◆ **Exercise description**
A word-for-word repetition of all the entries is required.

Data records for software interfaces

#####

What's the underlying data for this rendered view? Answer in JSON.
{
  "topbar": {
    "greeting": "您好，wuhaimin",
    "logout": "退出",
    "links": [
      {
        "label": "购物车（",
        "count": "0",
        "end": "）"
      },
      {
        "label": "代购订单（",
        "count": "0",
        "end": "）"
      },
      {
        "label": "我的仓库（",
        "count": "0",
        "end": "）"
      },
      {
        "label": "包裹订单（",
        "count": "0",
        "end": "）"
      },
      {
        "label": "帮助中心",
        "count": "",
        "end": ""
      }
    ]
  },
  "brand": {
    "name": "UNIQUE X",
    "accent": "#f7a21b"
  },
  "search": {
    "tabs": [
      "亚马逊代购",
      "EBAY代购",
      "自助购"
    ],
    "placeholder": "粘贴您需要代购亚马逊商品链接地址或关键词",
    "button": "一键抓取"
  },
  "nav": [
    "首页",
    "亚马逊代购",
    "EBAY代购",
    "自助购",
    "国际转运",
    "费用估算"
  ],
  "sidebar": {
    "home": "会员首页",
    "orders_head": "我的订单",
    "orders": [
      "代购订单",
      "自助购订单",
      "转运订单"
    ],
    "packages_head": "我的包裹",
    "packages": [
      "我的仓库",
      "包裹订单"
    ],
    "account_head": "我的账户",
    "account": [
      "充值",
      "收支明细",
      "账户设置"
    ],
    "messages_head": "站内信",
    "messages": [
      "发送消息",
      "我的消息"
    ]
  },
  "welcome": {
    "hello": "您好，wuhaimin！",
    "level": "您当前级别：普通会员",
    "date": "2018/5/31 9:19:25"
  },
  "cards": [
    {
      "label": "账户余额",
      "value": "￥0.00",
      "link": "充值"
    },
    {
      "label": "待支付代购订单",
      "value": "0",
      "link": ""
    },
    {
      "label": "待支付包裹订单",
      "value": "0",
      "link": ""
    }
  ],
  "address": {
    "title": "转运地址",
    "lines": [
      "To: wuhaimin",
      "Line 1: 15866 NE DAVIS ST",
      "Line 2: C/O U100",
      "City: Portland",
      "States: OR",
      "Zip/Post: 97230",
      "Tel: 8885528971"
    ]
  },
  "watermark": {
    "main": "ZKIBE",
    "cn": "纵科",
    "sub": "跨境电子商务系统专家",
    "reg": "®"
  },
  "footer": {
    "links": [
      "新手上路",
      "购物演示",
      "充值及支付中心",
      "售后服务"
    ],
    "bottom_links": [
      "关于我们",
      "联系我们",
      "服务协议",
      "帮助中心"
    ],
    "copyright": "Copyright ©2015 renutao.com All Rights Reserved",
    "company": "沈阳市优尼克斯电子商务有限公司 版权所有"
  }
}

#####

◆ **Solution to this problem**
What's the underlying data for this rendered view? Answer in JSON.
{
  "topbar": {
    "greeting": "您好，wuhaimin",
    "logout": "退出",
    "links": [
      {
        "label": "购物车（",
        "count": "0",
        "end": "）"
      },
      {
        "label": "代购订单（",
        "count": "0",
        "end": "）"
      },
      {
        "label": "我的仓库（",
        "count": "0",
        "end": "）"
      },
      {
        "label": "包裹订单（",
        "count": "0",
        "end": "）"
      },
      {
        "label": "帮助中心",
        "count": "",
        "end": ""
      }
    ]
  },
  "brand": {
    "name": "UNIQUE X",
    "accent": "#f7a21b"
  },
  "search": {
    "tabs": [
      "亚马逊代购",
      "EBAY代购",
      "自助购"
    ],
    "placeholder": "粘贴您需要代购亚马逊商品链接地址或关键词",
    "button": "一键抓取"
  },
  "nav": [
    "首页",
    "亚马逊代购",
    "EBAY代购",
    "自助购",
    "国际转运",
    "费用估算"
  ],
  "sidebar": {
    "home": "会员首页",
    "orders_head": "我的订单",
    "orders": [
      "代购订单",
      "自助购订单",
      "转运订单"
    ],
    "packages_head": "我的包裹",
    "packages": [
      "我的仓库",
      "包裹订单"
    ],
    "account_head": "我的账户",
    "account": [
      "充值",
      "收支明细",
      "账户设置"
    ],
    "messages_head": "站内信",
    "messages": [
      "发送消息",
      "我的消息"
    ]
  },
  "welcome": {
    "hello": "您好，wuhaimin！",
    "level": "您当前级别：普通会员",
    "date": "2018/5/31 9:19:25"
  },
  "cards": [
    {
      "label": "账户余额",
      "value": "￥0.00",
      "link": "充值"
    },
    {
      "label": "待支付代购订单",
      "value": "0",
      "link": ""
    },
    {
      "label": "待支付包裹订单",
      "value": "0",
      "link": ""
    }
  ],
  "address": {
    "title": "转运地址",
    "lines": [
      "To: wuhaimin",
      "Line 1: 15866 NE DAVIS ST",
      "Line 2: C/O U100",
      "City: Portland",
      "States: OR",
      "Zip/Post: 97230",
      "Tel: 8885528971"
    ]
  },
  "watermark": {
    "main": "ZKIBE",
    "cn": "纵科",
    "sub": "跨境电子商务系统专家",
    "reg": "®"
  },
  "footer": {
    "links": [
      "新手上路",
      "购物演示",
      "充值及支付中心",
      "售后服务"
    ],
    "bottom_links": [
      "关于我们",
      "联系我们",
      "服务协议",
      "帮助中心"
    ],
    "copyright": "Copyright ©2015 renutao.com All Rights Reserved",
    "company": "沈阳市优尼克斯电子商务有限公司 版权所有"
  }
}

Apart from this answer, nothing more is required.